We saw a lot of them from here on all the way to Perth. Some roadkill as well.

Geoff was looking forward to snorkelling off the beach. Again the waters were still turquoise and clear as can be. It was a bit intimidating to walk into the water and see fish all around your ankles looking for a feed. They are so tame. One could do very well with a fishing net! Of course being the conservationists that we are, it didn't even enter our heads then!

You could get into the water at one end and let the current drift you to the other side of the beach whilst snorkelling along the corals. It was hard work trying to not drift too far away anywhere out to sea. There is reef all around not too far from the beach and big waves breaking onto them.
Turquoise Bay at Ningaloo reef
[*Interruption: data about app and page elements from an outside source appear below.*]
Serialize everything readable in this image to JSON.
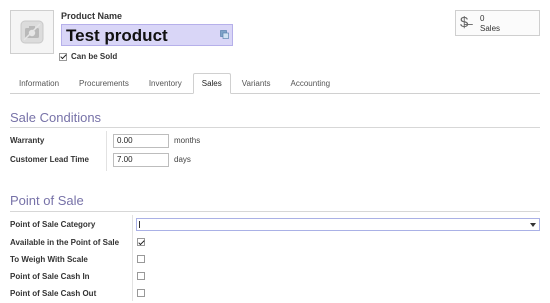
{
  "product": {
    "name_label": "Product Name",
    "name_value": "Test product",
    "can_be_sold_label": "Can be Sold",
    "can_be_sold_checked": true
  },
  "smart_button": {
    "count": "0",
    "label": "Sales",
    "icon": "strikethrough-dollar-icon"
  },
  "tabs": [
    {
      "label": "Information",
      "active": false
    },
    {
      "label": "Procurements",
      "active": false
    },
    {
      "label": "Inventory",
      "active": false
    },
    {
      "label": "Sales",
      "active": true
    },
    {
      "label": "Variants",
      "active": false
    },
    {
      "label": "Accounting",
      "active": false
    }
  ],
  "sale_conditions": {
    "title": "Sale Conditions",
    "warranty_label": "Warranty",
    "warranty_value": "0.00",
    "warranty_unit": "months",
    "lead_time_label": "Customer Lead Time",
    "lead_time_value": "7.00",
    "lead_time_unit": "days"
  },
  "point_of_sale": {
    "title": "Point of Sale",
    "category_label": "Point of Sale Category",
    "category_value": "",
    "available_label": "Available in the Point of Sale",
    "available_checked": true,
    "weigh_label": "To Weigh With Scale",
    "weigh_checked": false,
    "cash_in_label": "Point of Sale Cash In",
    "cash_in_checked": false,
    "cash_out_label": "Point of Sale Cash Out",
    "cash_out_checked": false
  },
  "colors": {
    "accent": "#7772a8",
    "name_field_bg": "#d9d6f7"
  }
}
Turquoise Bay at Ningaloo reef

swimming again at Turquoise Bay

swimming again at Turquoise Bay

Geoff thought that the corals and fish were not as good as the Barrier Reef but you don't have to pay a fortune to go on a boat to see something. We stayed for a day or 2 and then left for Coral Bay which is also part of Ningaloo reef. It was about 150 kms away.

This is where tourists come from all over the world to swim with the giant whale sharks from March to about May. There is an abundance of fish to see and also reef snorkelling. One could also snorkel straight off the beach - what a beautiful place. Had a prime spot at the caravan park called 'People's Park'. It overlooked the ocean and it was beautifully shaded. turquoise waters at Ningaloo reef

turquoise waters at Ningaloo reef


Coral Bay is only a small town with a few convenience shops there as well as the diving/snokelling/boat trips you can book. It is very popular with Western Australians who live in Perth and further south because they have cold winters. They book years in advance just to get a spot in the caravan park for at least a month and/or more. Of course it is also well known to the tourists.
Coral Bay

Coral Bay

Another popular thing to do was fish feeding daily. Mainly snapper and they were already swimming around early because they know what time it is!
the crowds that can't wait to feed the fish??

the crowds that can't wait to feed the fish??


Often they appeared on your dinner plate at night if you had fish and chips! They are so trusting that they swim right up to you and you can feel them slithering between your legs. Again a few people commented how good they would taste for dinner at night. Mostly they were snapper and very large. Yum!
here come the snapper! Yummy.

here come the snapper! Yummy.

friendly snapper coming in for food

friendly snapper coming in for food


In fact as soon as you go into the water to swim they come up to you!
the 'fish whisperer' returning from a big day of snorkelling at Ningaloo reef

the 'fish whisperer' returning from a big day of snorkelling at Ningaloo reef


We also did some walking along the beach and this was a nice photo I took.
Barra boy is not a bird whisperer!

Barra boy is not a bird whisperer!

Posted by blondnomad 05:48 Archived in Australia Tagged automotive Comments (3)

(Entries 1 - 5 of 5) Page [1]